> Records for this task:
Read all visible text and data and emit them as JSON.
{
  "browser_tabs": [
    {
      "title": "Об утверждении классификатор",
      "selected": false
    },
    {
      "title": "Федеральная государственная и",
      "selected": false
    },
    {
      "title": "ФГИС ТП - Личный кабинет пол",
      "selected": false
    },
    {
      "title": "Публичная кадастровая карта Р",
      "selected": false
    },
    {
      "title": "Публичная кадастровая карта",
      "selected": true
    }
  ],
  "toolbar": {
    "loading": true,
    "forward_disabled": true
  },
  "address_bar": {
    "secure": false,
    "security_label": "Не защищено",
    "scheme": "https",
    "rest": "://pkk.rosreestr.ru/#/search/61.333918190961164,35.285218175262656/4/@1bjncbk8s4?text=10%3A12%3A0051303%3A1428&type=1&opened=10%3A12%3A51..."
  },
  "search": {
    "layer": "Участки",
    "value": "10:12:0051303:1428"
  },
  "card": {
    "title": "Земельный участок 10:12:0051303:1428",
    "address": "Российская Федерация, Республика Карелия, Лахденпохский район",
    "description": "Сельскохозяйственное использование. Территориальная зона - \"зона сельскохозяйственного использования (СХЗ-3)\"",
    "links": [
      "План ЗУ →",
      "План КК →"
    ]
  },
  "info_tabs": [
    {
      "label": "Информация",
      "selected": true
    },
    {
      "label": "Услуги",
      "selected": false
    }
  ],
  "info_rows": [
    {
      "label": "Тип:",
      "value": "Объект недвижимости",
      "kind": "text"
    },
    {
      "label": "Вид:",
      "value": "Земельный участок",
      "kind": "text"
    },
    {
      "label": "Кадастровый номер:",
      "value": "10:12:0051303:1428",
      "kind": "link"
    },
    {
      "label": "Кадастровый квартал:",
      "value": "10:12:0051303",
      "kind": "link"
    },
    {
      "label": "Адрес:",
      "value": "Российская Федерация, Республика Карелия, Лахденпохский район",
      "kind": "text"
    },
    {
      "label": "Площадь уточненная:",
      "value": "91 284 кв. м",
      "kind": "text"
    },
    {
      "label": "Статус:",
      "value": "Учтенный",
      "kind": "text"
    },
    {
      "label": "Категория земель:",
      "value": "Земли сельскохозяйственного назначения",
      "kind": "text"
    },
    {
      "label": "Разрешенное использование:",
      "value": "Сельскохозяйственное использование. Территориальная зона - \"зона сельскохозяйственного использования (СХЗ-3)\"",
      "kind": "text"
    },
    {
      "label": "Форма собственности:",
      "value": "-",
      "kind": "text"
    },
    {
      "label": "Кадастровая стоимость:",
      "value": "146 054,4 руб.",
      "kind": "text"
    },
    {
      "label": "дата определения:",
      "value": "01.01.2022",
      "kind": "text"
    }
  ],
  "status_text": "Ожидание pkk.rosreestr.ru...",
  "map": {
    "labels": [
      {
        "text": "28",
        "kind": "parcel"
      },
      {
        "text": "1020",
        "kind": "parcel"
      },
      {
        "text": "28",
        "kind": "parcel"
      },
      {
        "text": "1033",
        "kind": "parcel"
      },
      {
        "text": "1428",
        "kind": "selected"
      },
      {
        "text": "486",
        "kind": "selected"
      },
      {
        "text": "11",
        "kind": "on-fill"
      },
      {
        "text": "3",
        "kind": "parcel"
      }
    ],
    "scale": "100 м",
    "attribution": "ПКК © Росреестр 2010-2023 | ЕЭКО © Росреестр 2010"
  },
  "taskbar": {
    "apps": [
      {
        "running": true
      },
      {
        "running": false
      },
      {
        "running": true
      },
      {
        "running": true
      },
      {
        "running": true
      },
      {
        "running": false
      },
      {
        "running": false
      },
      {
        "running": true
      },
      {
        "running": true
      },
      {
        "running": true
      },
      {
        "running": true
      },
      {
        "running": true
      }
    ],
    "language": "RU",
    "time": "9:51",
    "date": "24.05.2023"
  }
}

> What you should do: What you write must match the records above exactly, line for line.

> Response to this exercise:
Read all visible text and data and emit them as JSON.
{
  "browser_tabs": [
    {
      "title": "Об утверждении классификатор",
      "selected": false
    },
    {
      "title": "Федеральная государственная и",
      "selected": false
    },
    {
      "title": "ФГИС ТП - Личный кабинет пол",
      "selected": false
    },
    {
      "title": "Публичная кадастровая карта Р",
      "selected": false
    },
    {
      "title": "Публичная кадастровая карта",
      "selected": true
    }
  ],
  "toolbar": {
    "loading": true,
    "forward_disabled": true
  },
  "address_bar": {
    "secure": false,
    "security_label": "Не защищено",
    "scheme": "https",
    "rest": "://pkk.rosreestr.ru/#/search/61.333918190961164,35.285218175262656/4/@1bjncbk8s4?text=10%3A12%3A0051303%3A1428&type=1&opened=10%3A12%3A51..."
  },
  "search": {
    "layer": "Участки",
    "value": "10:12:0051303:1428"
  },
  "card": {
    "title": "Земельный участок 10:12:0051303:1428",
    "address": "Российская Федерация, Республика Карелия, Лахденпохский район",
    "description": "Сельскохозяйственное использование. Территориальная зона - \"зона сельскохозяйственного использования (СХЗ-3)\"",
    "links": [
      "План ЗУ →",
      "План КК →"
    ]
  },
  "info_tabs": [
    {
      "label": "Информация",
      "selected": true
    },
    {
      "label": "Услуги",
      "selected": false
    }
  ],
  "info_rows": [
    {
      "label": "Тип:",
      "value": "Объект недвижимости",
      "kind": "text"
    },
    {
      "label": "Вид:",
      "value": "Земельный участок",
      "kind": "text"
    },
    {
      "label": "Кадастровый номер:",
      "value": "10:12:0051303:1428",
      "kind": "link"
    },
    {
      "label": "Кадастровый квартал:",
      "value": "10:12:0051303",
      "kind": "link"
    },
    {
      "label": "Адрес:",
      "value": "Российская Федерация, Республика Карелия, Лахденпохский район",
      "kind": "text"
    },
    {
      "label": "Площадь уточненная:",
      "value": "91 284 кв. м",
      "kind": "text"
    },
    {
      "label": "Статус:",
      "value": "Учтенный",
      "kind": "text"
    },
    {
      "label": "Категория земель:",
      "value": "Земли сельскохозяйственного назначения",
      "kind": "text"
    },
    {
      "label": "Разрешенное использование:",
      "value": "Сельскохозяйственное использование. Территориальная зона - \"зона сельскохозяйственного использования (СХЗ-3)\"",
      "kind": "text"
    },
    {
      "label": "Форма собственности:",
      "value": "-",
      "kind": "text"
    },
    {
      "label": "Кадастровая стоимость:",
      "value": "146 054,4 руб.",
      "kind": "text"
    },
    {
      "label": "дата определения:",
      "value": "01.01.2022",
      "kind": "text"
    }
  ],
  "status_text": "Ожидание pkk.rosreestr.ru...",
  "map": {
    "labels": [
      {
        "text": "28",
        "kind": "parcel"
      },
      {
        "text": "1020",
        "kind": "parcel"
      },
      {
        "text": "28",
        "kind": "parcel"
      },
      {
        "text": "1033",
        "kind": "parcel"
      },
      {
        "text": "1428",
        "kind": "selected"
      },
      {
        "text": "486",
        "kind": "selected"
      },
      {
        "text": "11",
        "kind": "on-fill"
      },
      {
        "text": "3",
        "kind": "parcel"
      }
    ],
    "scale": "100 м",
    "attribution": "ПКК © Росреестр 2010-2023 | ЕЭКО © Росреестр 2010"
  },
  "taskbar": {
    "apps": [
      {
        "running": true
      },
      {
        "running": false
      },
      {
        "running": true
      },
      {
        "running": true
      },
      {
        "running": true
      },
      {
        "running": false
      },
      {
        "running": false
      },
      {
        "running": true
      },
      {
        "running": true
      },
      {
        "running": true
      },
      {
        "running": true
      },
      {
        "running": true
      }
    ],
    "language": "RU",
    "time": "9:51",
    "date": "24.05.2023"
  }
}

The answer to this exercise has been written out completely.